WHAT YOU NEED TO DO:
Copy every line of the data below exactly as given, except for the pictures.

• • • • • • •

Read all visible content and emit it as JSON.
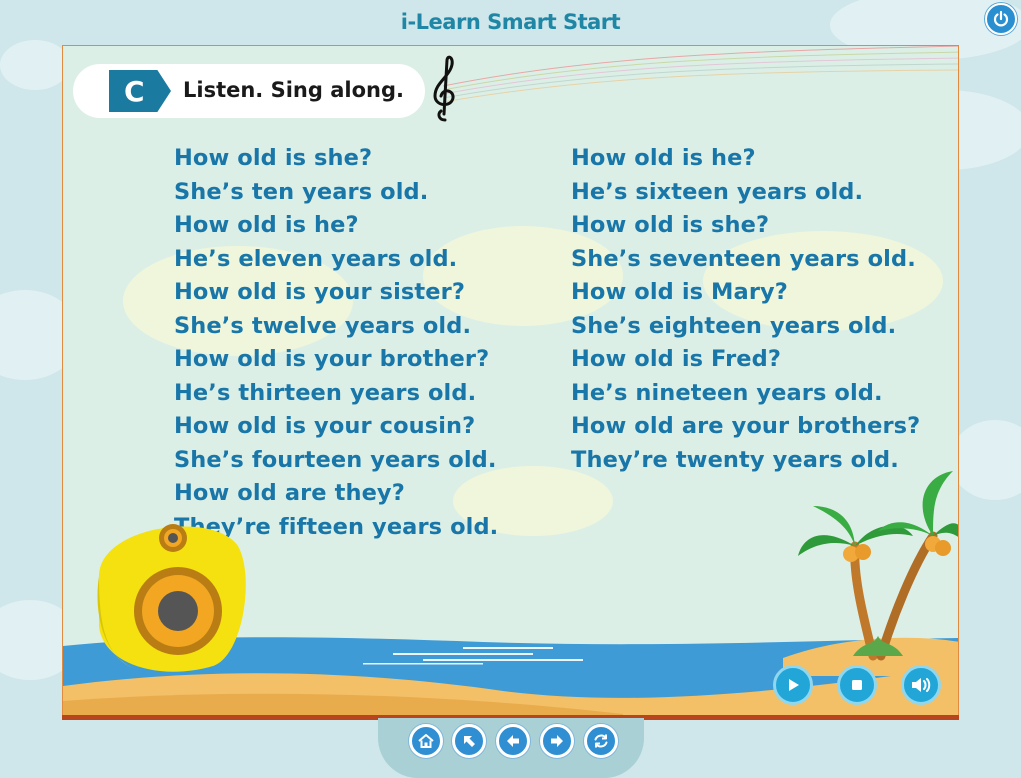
{
  "app": {
    "title": "i-Learn Smart Start"
  },
  "section": {
    "letter": "C",
    "instruction": "Listen. Sing along."
  },
  "lyrics": {
    "left": [
      "How old is she?",
      "She’s ten years old.",
      "How old is he?",
      "He’s eleven years old.",
      "How old is your sister?",
      "She’s twelve years old.",
      "How old is your brother?",
      "He’s thirteen years old.",
      "How old is your cousin?",
      "She’s fourteen years old.",
      "How old are they?",
      "They’re fifteen years old."
    ],
    "right": [
      "How old is he?",
      "He’s sixteen years old.",
      "How old is she?",
      "She’s seventeen years old.",
      "How old is Mary?",
      "She’s eighteen years old.",
      "How old is Fred?",
      "He’s nineteen years old.",
      "How old are your brothers?",
      "They’re twenty years old."
    ]
  },
  "icons": {
    "power": "power-icon",
    "play": "play-icon",
    "stop": "stop-icon",
    "volume": "volume-icon",
    "home": "home-icon",
    "expand": "arrow-up-left-icon",
    "previous": "arrow-left-icon",
    "next": "arrow-right-icon",
    "refresh": "refresh-icon"
  },
  "colors": {
    "title": "#1f87a5",
    "lyrics": "#1976a8",
    "badge": "#1b7aa0",
    "button": "#22a6d8",
    "frame": "#e08b3d"
  }
}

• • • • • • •

RESPONSE TO THE TASK:
Read all visible content and emit it as JSON.
{
  "app": {
    "title": "i-Learn Smart Start"
  },
  "section": {
    "letter": "C",
    "instruction": "Listen. Sing along."
  },
  "lyrics": {
    "left": [
      "How old is she?",
      "She’s ten years old.",
      "How old is he?",
      "He’s eleven years old.",
      "How old is your sister?",
      "She’s twelve years old.",
      "How old is your brother?",
      "He’s thirteen years old.",
      "How old is your cousin?",
      "She’s fourteen years old.",
      "How old are they?",
      "They’re fifteen years old."
    ],
    "right": [
      "How old is he?",
      "He’s sixteen years old.",
      "How old is she?",
      "She’s seventeen years old.",
      "How old is Mary?",
      "She’s eighteen years old.",
      "How old is Fred?",
      "He’s nineteen years old.",
      "How old are your brothers?",
      "They’re twenty years old."
    ]
  },
  "icons": {
    "power": "power-icon",
    "play": "play-icon",
    "stop": "stop-icon",
    "volume": "volume-icon",
    "home": "home-icon",
    "expand": "arrow-up-left-icon",
    "previous": "arrow-left-icon",
    "next": "arrow-right-icon",
    "refresh": "refresh-icon"
  },
  "colors": {
    "title": "#1f87a5",
    "lyrics": "#1976a8",
    "badge": "#1b7aa0",
    "button": "#22a6d8",
    "frame": "#e08b3d"
  }
}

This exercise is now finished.